Write every record out again exactly as given.

» **Data provided**:

*** Block opens ***

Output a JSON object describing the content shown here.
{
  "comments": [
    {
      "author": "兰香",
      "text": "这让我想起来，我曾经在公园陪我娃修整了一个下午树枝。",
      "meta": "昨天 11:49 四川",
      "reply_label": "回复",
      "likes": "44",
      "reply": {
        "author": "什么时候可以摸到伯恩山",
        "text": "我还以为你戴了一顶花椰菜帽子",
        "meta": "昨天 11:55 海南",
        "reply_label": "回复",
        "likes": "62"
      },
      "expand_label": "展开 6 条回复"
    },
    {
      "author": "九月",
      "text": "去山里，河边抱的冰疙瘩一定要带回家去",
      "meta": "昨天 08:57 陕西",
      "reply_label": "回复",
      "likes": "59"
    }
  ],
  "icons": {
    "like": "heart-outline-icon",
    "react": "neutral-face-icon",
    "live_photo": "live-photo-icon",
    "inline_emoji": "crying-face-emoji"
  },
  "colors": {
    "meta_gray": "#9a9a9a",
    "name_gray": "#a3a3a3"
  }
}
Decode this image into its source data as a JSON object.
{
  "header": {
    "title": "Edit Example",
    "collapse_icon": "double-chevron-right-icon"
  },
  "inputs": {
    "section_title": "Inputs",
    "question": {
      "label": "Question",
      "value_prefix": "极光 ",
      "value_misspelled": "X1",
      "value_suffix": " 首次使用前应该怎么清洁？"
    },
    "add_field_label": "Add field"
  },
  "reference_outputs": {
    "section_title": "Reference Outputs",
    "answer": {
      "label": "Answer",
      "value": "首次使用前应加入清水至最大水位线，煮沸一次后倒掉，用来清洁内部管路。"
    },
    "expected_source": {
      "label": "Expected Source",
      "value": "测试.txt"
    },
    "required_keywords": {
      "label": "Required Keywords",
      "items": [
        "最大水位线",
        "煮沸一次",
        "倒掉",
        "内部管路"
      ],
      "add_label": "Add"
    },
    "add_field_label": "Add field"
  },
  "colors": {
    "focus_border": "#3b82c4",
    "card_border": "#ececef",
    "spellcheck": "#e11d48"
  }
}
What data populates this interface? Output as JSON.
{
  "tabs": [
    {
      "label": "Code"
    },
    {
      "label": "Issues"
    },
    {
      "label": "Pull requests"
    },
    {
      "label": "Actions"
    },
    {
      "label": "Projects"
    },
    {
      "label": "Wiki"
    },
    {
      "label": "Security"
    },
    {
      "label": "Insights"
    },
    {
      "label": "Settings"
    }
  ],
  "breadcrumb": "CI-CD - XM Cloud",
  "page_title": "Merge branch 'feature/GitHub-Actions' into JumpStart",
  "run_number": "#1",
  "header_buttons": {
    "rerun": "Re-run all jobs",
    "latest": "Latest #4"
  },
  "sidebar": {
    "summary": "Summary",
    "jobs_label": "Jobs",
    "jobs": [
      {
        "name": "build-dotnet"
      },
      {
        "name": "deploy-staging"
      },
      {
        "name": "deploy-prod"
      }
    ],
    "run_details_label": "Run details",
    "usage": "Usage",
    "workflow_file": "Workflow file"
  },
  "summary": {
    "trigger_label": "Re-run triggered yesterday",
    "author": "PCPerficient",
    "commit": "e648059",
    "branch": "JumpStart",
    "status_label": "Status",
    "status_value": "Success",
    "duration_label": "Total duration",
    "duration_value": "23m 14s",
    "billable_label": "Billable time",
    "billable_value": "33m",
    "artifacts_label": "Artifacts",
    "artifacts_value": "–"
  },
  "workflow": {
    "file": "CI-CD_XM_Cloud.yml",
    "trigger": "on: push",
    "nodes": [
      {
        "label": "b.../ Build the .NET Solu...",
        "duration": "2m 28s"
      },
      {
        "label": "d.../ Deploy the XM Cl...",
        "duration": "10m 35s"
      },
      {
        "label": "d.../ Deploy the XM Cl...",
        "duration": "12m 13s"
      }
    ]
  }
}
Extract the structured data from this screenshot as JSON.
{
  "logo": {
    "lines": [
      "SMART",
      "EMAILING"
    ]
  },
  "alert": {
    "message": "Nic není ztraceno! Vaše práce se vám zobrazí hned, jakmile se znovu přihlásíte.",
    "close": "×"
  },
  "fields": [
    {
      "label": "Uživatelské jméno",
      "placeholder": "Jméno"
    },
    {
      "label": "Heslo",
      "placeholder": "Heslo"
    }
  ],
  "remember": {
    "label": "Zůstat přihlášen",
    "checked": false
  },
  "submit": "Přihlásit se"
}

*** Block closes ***

» **Task output**:
Output a JSON object describing the content shown here.
{
  "comments": [
    {
      "author": "兰香",
      "text": "这让我想起来，我曾经在公园陪我娃修整了一个下午树枝。",
      "meta": "昨天 11:49 四川",
      "reply_label": "回复",
      "likes": "44",
      "reply": {
        "author": "什么时候可以摸到伯恩山",
        "text": "我还以为你戴了一顶花椰菜帽子",
        "meta": "昨天 11:55 海南",
        "reply_label": "回复",
        "likes": "62"
      },
      "expand_label": "展开 6 条回复"
    },
    {
      "author": "九月",
      "text": "去山里，河边抱的冰疙瘩一定要带回家去",
      "meta": "昨天 08:57 陕西",
      "reply_label": "回复",
      "likes": "59"
    }
  ],
  "icons": {
    "like": "heart-outline-icon",
    "react": "neutral-face-icon",
    "live_photo": "live-photo-icon",
    "inline_emoji": "crying-face-emoji"
  },
  "colors": {
    "meta_gray": "#9a9a9a",
    "name_gray": "#a3a3a3"
  }
}
Decode this image into its source data as a JSON object.
{
  "header": {
    "title": "Edit Example",
    "collapse_icon": "double-chevron-right-icon"
  },
  "inputs": {
    "section_title": "Inputs",
    "question": {
      "label": "Question",
      "value_prefix": "极光 ",
      "value_misspelled": "X1",
      "value_suffix": " 首次使用前应该怎么清洁？"
    },
    "add_field_label": "Add field"
  },
  "reference_outputs": {
    "section_title": "Reference Outputs",
    "answer": {
      "label": "Answer",
      "value": "首次使用前应加入清水至最大水位线，煮沸一次后倒掉，用来清洁内部管路。"
    },
    "expected_source": {
      "label": "Expected Source",
      "value": "测试.txt"
    },
    "required_keywords": {
      "label": "Required Keywords",
      "items": [
        "最大水位线",
        "煮沸一次",
        "倒掉",
        "内部管路"
      ],
      "add_label": "Add"
    },
    "add_field_label": "Add field"
  },
  "colors": {
    "focus_border": "#3b82c4",
    "card_border": "#ececef",
    "spellcheck": "#e11d48"
  }
}
What data populates this interface? Output as JSON.
{
  "tabs": [
    {
      "label": "Code"
    },
    {
      "label": "Issues"
    },
    {
      "label": "Pull requests"
    },
    {
      "label": "Actions"
    },
    {
      "label": "Projects"
    },
    {
      "label": "Wiki"
    },
    {
      "label": "Security"
    },
    {
      "label": "Insights"
    },
    {
      "label": "Settings"
    }
  ],
  "breadcrumb": "CI-CD - XM Cloud",
  "page_title": "Merge branch 'feature/GitHub-Actions' into JumpStart",
  "run_number": "#1",
  "header_buttons": {
    "rerun": "Re-run all jobs",
    "latest": "Latest #4"
  },
  "sidebar": {
    "summary": "Summary",
    "jobs_label": "Jobs",
    "jobs": [
      {
        "name": "build-dotnet"
      },
      {
        "name": "deploy-staging"
      },
      {
        "name": "deploy-prod"
      }
    ],
    "run_details_label": "Run details",
    "usage": "Usage",
    "workflow_file": "Workflow file"
  },
  "summary": {
    "trigger_label": "Re-run triggered yesterday",
    "author": "PCPerficient",
    "commit": "e648059",
    "branch": "JumpStart",
    "status_label": "Status",
    "status_value": "Success",
    "duration_label": "Total duration",
    "duration_value": "23m 14s",
    "billable_label": "Billable time",
    "billable_value": "33m",
    "artifacts_label": "Artifacts",
    "artifacts_value": "–"
  },
  "workflow": {
    "file": "CI-CD_XM_Cloud.yml",
    "trigger": "on: push",
    "nodes": [
      {
        "label": "b.../ Build the .NET Solu...",
        "duration": "2m 28s"
      },
      {
        "label": "d.../ Deploy the XM Cl...",
        "duration": "10m 35s"
      },
      {
        "label": "d.../ Deploy the XM Cl...",
        "duration": "12m 13s"
      }
    ]
  }
}
Extract the structured data from this screenshot as JSON.
{
  "logo": {
    "lines": [
      "SMART",
      "EMAILING"
    ]
  },
  "alert": {
    "message": "Nic není ztraceno! Vaše práce se vám zobrazí hned, jakmile se znovu přihlásíte.",
    "close": "×"
  },
  "fields": [
    {
      "label": "Uživatelské jméno",
      "placeholder": "Jméno"
    },
    {
      "label": "Heslo",
      "placeholder": "Heslo"
    }
  ],
  "remember": {
    "label": "Zůstat přihlášen",
    "checked": false
  },
  "submit": "Přihlásit se"
}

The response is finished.